▶ [PROVIDED DATA]
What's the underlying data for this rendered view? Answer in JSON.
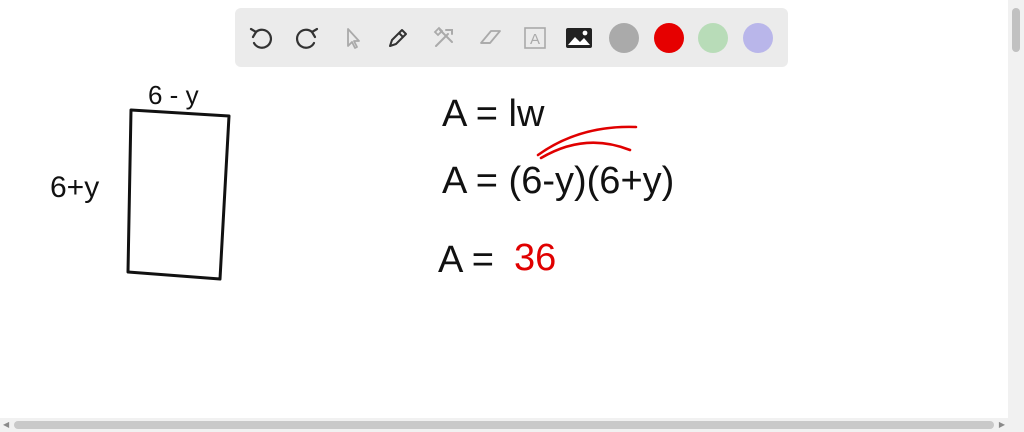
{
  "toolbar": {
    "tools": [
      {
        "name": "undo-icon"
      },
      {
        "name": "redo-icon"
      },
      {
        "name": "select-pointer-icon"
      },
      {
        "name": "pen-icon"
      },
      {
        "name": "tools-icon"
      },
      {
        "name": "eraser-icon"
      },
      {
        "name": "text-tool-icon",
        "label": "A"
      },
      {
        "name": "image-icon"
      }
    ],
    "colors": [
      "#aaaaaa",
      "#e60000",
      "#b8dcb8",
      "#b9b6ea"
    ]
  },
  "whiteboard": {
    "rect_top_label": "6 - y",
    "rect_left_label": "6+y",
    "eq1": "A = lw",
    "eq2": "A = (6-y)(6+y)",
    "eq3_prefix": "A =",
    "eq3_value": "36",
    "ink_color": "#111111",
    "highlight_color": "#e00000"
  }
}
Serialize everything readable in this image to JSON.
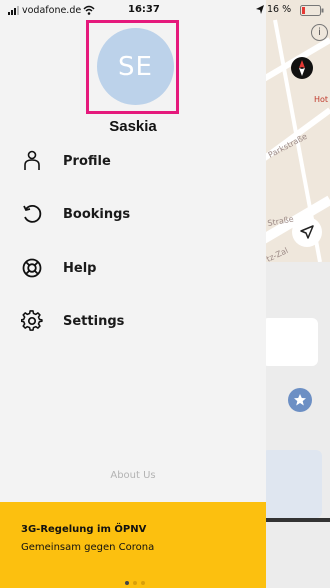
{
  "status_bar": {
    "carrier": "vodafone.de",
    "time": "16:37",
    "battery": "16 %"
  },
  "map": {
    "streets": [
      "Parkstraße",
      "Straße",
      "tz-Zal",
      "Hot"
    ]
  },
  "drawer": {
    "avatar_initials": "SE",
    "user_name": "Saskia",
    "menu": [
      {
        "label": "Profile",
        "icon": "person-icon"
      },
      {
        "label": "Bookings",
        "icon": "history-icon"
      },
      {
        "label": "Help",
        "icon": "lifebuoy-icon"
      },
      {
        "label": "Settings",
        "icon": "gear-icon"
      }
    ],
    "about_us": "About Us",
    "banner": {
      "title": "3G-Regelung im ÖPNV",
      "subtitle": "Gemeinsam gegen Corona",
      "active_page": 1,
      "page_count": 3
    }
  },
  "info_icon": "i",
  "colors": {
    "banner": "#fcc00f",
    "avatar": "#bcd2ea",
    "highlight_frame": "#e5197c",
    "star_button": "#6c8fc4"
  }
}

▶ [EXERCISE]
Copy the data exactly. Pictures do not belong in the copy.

▶ [EXERCISE OUTPUT]
What's the underlying data for this rendered view? Answer in JSON.
{
  "toolbar": {
    "tools": [
      {
        "name": "undo-icon"
      },
      {
        "name": "redo-icon"
      },
      {
        "name": "select-pointer-icon"
      },
      {
        "name": "pen-icon"
      },
      {
        "name": "tools-icon"
      },
      {
        "name": "eraser-icon"
      },
      {
        "name": "text-tool-icon",
        "label": "A"
      },
      {
        "name": "image-icon"
      }
    ],
    "colors": [
      "#aaaaaa",
      "#e60000",
      "#b8dcb8",
      "#b9b6ea"
    ]
  },
  "whiteboard": {
    "rect_top_label": "6 - y",
    "rect_left_label": "6+y",
    "eq1": "A = lw",
    "eq2": "A = (6-y)(6+y)",
    "eq3_prefix": "A =",
    "eq3_value": "36",
    "ink_color": "#111111",
    "highlight_color": "#e00000"
  }
}
Serialize everything readable in this image to JSON.
{
  "status_bar": {
    "carrier": "vodafone.de",
    "time": "16:37",
    "battery": "16 %"
  },
  "map": {
    "streets": [
      "Parkstraße",
      "Straße",
      "tz-Zal",
      "Hot"
    ]
  },
  "drawer": {
    "avatar_initials": "SE",
    "user_name": "Saskia",
    "menu": [
      {
        "label": "Profile",
        "icon": "person-icon"
      },
      {
        "label": "Bookings",
        "icon": "history-icon"
      },
      {
        "label": "Help",
        "icon": "lifebuoy-icon"
      },
      {
        "label": "Settings",
        "icon": "gear-icon"
      }
    ],
    "about_us": "About Us",
    "banner": {
      "title": "3G-Regelung im ÖPNV",
      "subtitle": "Gemeinsam gegen Corona",
      "active_page": 1,
      "page_count": 3
    }
  },
  "info_icon": "i",
  "colors": {
    "banner": "#fcc00f",
    "avatar": "#bcd2ea",
    "highlight_frame": "#e5197c",
    "star_button": "#6c8fc4"
  }
}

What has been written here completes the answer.